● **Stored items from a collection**
*** Begin section ***

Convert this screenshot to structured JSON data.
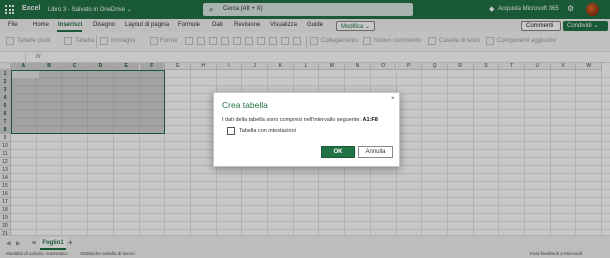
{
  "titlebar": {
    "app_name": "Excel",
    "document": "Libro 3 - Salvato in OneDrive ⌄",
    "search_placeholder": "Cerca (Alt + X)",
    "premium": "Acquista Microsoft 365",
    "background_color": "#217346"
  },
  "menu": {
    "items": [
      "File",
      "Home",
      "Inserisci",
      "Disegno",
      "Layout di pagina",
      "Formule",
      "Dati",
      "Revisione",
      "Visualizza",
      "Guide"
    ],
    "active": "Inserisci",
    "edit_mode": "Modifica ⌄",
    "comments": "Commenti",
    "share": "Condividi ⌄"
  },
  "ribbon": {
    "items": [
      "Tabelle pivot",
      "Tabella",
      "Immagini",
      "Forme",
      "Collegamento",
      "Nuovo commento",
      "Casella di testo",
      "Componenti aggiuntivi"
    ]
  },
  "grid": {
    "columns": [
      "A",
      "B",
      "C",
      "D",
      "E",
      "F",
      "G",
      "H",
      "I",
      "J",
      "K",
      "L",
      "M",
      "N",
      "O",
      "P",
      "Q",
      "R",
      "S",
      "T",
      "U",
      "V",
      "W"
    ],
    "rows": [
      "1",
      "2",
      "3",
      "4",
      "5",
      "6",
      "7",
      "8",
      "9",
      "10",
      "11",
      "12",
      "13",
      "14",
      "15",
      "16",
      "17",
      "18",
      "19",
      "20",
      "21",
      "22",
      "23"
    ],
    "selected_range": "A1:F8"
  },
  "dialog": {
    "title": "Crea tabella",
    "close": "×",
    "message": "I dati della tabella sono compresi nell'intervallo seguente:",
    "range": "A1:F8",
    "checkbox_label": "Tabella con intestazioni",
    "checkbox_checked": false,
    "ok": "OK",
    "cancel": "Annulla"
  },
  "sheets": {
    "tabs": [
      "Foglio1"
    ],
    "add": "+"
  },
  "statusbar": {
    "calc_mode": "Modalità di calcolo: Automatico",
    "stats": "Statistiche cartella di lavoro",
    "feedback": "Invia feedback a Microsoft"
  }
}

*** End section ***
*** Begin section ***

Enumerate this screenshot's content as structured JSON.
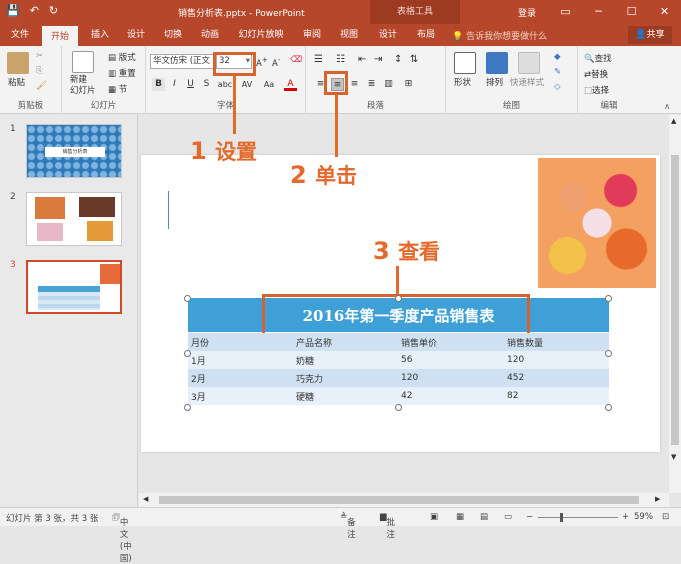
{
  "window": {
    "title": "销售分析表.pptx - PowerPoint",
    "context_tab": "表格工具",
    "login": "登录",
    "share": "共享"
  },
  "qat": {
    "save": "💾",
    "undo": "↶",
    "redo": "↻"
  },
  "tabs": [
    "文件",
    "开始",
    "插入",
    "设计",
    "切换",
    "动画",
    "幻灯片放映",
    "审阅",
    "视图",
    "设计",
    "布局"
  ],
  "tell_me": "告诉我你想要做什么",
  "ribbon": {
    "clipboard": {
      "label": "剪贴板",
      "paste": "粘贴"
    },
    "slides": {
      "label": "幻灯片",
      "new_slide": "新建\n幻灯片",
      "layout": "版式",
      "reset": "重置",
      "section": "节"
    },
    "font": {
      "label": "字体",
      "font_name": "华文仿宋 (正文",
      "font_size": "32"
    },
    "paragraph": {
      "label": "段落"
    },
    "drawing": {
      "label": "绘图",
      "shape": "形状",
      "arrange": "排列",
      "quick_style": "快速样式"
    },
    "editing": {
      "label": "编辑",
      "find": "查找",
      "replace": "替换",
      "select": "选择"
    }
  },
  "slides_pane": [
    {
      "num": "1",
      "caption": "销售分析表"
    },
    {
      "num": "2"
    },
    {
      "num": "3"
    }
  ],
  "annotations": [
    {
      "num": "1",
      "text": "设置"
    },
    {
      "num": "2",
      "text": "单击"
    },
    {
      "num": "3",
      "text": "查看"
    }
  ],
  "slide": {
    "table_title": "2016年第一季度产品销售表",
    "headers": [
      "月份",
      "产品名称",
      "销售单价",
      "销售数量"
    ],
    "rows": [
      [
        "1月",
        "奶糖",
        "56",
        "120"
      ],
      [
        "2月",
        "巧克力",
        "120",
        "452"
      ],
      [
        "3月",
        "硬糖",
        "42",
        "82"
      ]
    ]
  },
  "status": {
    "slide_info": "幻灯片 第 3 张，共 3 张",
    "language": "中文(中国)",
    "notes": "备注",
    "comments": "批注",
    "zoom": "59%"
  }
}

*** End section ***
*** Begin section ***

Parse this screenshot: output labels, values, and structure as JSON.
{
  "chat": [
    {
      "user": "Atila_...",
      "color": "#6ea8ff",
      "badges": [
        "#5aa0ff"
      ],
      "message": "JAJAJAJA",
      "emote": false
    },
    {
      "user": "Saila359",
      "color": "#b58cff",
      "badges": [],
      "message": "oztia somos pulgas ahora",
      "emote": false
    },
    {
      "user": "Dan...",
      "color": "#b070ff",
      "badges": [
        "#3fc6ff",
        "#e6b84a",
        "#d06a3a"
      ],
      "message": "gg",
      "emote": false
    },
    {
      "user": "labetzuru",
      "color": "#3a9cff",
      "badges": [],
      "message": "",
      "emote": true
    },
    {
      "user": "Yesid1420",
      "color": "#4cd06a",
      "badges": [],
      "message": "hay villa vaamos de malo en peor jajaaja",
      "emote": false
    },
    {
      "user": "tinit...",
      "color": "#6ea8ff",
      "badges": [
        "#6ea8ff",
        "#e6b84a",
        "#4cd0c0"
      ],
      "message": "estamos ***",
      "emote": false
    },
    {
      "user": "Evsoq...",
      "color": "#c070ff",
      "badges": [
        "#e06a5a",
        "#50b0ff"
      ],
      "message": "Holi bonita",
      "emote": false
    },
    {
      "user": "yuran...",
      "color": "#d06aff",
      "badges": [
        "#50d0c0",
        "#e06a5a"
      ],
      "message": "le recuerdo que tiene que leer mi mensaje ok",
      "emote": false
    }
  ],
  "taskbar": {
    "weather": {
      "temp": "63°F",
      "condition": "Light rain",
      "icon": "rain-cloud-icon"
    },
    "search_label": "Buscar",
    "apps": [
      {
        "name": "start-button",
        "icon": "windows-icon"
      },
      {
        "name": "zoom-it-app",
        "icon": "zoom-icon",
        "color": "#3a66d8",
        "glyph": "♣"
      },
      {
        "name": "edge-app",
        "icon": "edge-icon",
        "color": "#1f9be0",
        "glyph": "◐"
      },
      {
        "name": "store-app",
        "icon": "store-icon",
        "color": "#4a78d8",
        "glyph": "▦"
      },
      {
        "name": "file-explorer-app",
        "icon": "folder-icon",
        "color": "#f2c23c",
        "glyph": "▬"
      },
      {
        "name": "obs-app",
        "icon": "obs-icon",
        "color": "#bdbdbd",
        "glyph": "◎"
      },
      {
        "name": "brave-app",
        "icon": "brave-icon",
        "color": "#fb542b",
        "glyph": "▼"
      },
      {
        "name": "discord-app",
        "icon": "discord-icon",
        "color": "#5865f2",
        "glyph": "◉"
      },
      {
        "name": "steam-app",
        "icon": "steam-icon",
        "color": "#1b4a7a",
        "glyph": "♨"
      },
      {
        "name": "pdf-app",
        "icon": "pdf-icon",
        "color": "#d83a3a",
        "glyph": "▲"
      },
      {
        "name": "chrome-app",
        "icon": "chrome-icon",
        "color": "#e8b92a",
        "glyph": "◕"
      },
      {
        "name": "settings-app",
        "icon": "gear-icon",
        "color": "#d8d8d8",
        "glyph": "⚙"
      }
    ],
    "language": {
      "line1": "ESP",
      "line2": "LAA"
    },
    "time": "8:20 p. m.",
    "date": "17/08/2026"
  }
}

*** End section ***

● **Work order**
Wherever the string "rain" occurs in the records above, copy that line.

● **Solution to this exercise**
      "condition": "Light rain",
      "icon": "rain-cloud-icon"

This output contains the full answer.